Klaas grew up in the capital city of Senegal and found certain things beautiful that others did not - the texture and patterns of fungus on a concrete building or the iridescent colors that glinted off oil in sewage puddles. She made paintings that aimed to represent those things in a way that would show others their beauty as she saw it. This led her to experiment with using mixed media while continuing to draw and paint.
“When I was accepted into Cornish College of the Arts in Seattle, one of my classmates in my printmaking class surprised me by embroidering on her prints. Inspired by her, I started experimenting with using sewing to connect different mediums,” said Klaas. “I sewed paper sinks to fit into my friends’ sinks so that they could record the sediment that went through them every day. For my BFA show I embroidered poetry into sheets of hanging paper to create a tactile, ethereal experience and complimented them with paintings on found wood.”
A common theme in Klaas’ paintings has always been the sky. Three years after she completed her degree, she returned to Senegal and began collecting local textiles that she began to sew into her drawings.
Klaas explains that she wanted to integrate the extravagant patterns in the cloth she had grown up seeing people wear in her work, but was apprehensive about using Senegalese references since she is technically not a native.
“I’ve started using an applique technique to put panels of cloth into parts of the sky and am continuing to explore that idea, said Klaas. “One of those paintings was just featured in an exhibition in St. Louis at Intersect Arts Center, which I’m super excited about.”
Klaas eventually decided to return to the United States to complete the science and math prerequisite in preparation for pharmacy school. At first, she did not paint much, but over the summer after her P1 year, her aunt invited her to bring her paintings to an art market in Orange Beach.
“I was soon invited to other shows and found myself swinging back into a busy and productive painting schedule. Old friends and teachers reached out and bought or commissioned dozens of paintings,” said Klaas. “Now, I am preparing for an exhibition at the Mobile Arts Council. The paintings will be large skyscapes with light rays from window blinds sewn across them.”
To see Klaas’ work and keep up with her exhibitions, please visit her website at www.annieoklaas.com.
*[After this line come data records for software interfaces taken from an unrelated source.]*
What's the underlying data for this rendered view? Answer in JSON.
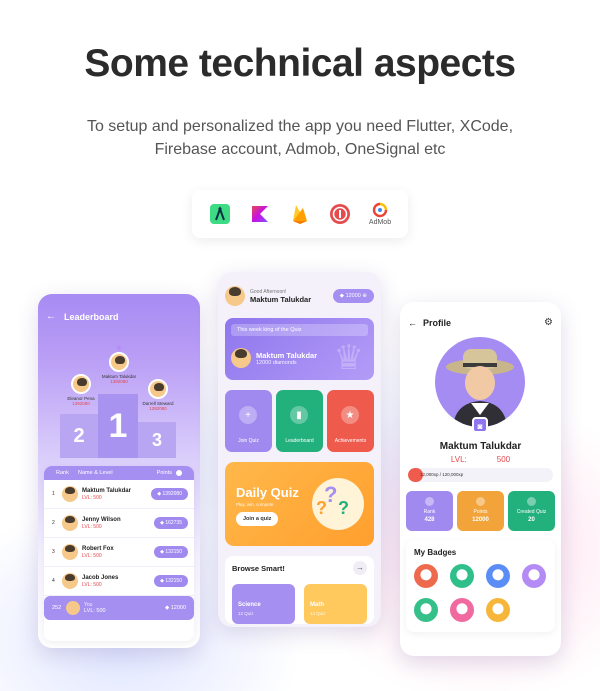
{
  "headline": "Some technical aspects",
  "subtitle_line1": "To setup and personalized the app you need Flutter, XCode,",
  "subtitle_line2": "Firebase account, Admob, OneSignal etc",
  "tech_icons": [
    {
      "icon": "android-studio-icon",
      "color": "#3ddc84"
    },
    {
      "icon": "kotlin-icon",
      "color": "#7f52ff"
    },
    {
      "icon": "firebase-icon",
      "color": "#ffa000"
    },
    {
      "icon": "onesignal-icon",
      "color": "#e54b4d"
    },
    {
      "icon": "admob-icon",
      "label": "AdMob"
    }
  ],
  "leaderboard": {
    "title": "Leaderboard",
    "podium": {
      "first": {
        "name": "Maktum Talukdar",
        "points": "1392080",
        "rank": "1"
      },
      "second": {
        "name": "Eleanor Pena",
        "points": "1392080",
        "rank": "2"
      },
      "third": {
        "name": "Darrell Steward",
        "points": "1392080",
        "rank": "3"
      }
    },
    "columns": {
      "rank": "Rank",
      "name": "Name & Level",
      "points": "Points"
    },
    "rows": [
      {
        "rank": "1",
        "name": "Maktum Talukdar",
        "level": "LVL: 500",
        "points": "1392080"
      },
      {
        "rank": "2",
        "name": "Jenny Wilson",
        "level": "LVL: 500",
        "points": "162735"
      },
      {
        "rank": "3",
        "name": "Robert Fox",
        "level": "LVL: 500",
        "points": "132150"
      },
      {
        "rank": "4",
        "name": "Jacob Jones",
        "level": "LVL: 500",
        "points": "132150"
      }
    ],
    "me": {
      "rank": "252",
      "name": "You",
      "level": "LVL: 500",
      "points": "12000"
    }
  },
  "home": {
    "greeting": "Good Afternoon!",
    "user_name": "Maktum Talukdar",
    "diamonds": "12000",
    "king_title": "This week king of the Quiz",
    "king_name": "Maktum Talukdar",
    "king_diamonds": "12000 diamonds",
    "tiles": [
      {
        "label": "Join Quiz",
        "glyph": "+"
      },
      {
        "label": "Leaderboard",
        "glyph": "▮"
      },
      {
        "label": "Achievements",
        "glyph": "★"
      }
    ],
    "daily_quiz_title": "Daily Quiz",
    "daily_quiz_sub": "Play, win, compete",
    "daily_quiz_button": "Join a quiz",
    "browse_title": "Browse Smart!",
    "categories": [
      {
        "name": "Science",
        "count": "12 Quiz"
      },
      {
        "name": "Math",
        "count": "14 Quiz"
      }
    ]
  },
  "profile": {
    "title": "Profile",
    "name": "Maktum Talukdar",
    "level_label": "LVL:",
    "level_value": "500",
    "xp_text": "12,000xp / 120,000xp",
    "xp_fraction": 0.1,
    "stats": [
      {
        "label": "Rank",
        "value": "428"
      },
      {
        "label": "Points",
        "value": "12000"
      },
      {
        "label": "Created Quiz",
        "value": "20"
      }
    ],
    "badges_title": "My Badges",
    "badge_colors": [
      "#ee6a4f",
      "#2fbf8a",
      "#5b8df6",
      "#b48af5",
      "#35c08a",
      "#f06aa0",
      "#f6b63a"
    ]
  }
}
Auburn University’s Harrison College of Pharmacy is ranked among the top 25 percent of all pharmacy programs in the United States, according to U.S. News & World Report. Fully accredited by the Accreditation Council for Pharmacy Education (ACPE), the College offers doctoral degrees in pharmacy (Pharm.D.) and pharmaceutical sciences (Ph.D.) while also offering a master’s in pharmaceutical sciences. The College's commitment to world-class scholarship and interdisciplinary research speaks to Auburn's overarching Carnegie R1 designation that places Auburn among the top 100 doctoral research universities in the nation. For more information about the College, please call 334.844.8348 or visit http://pharmacy.auburn.edu.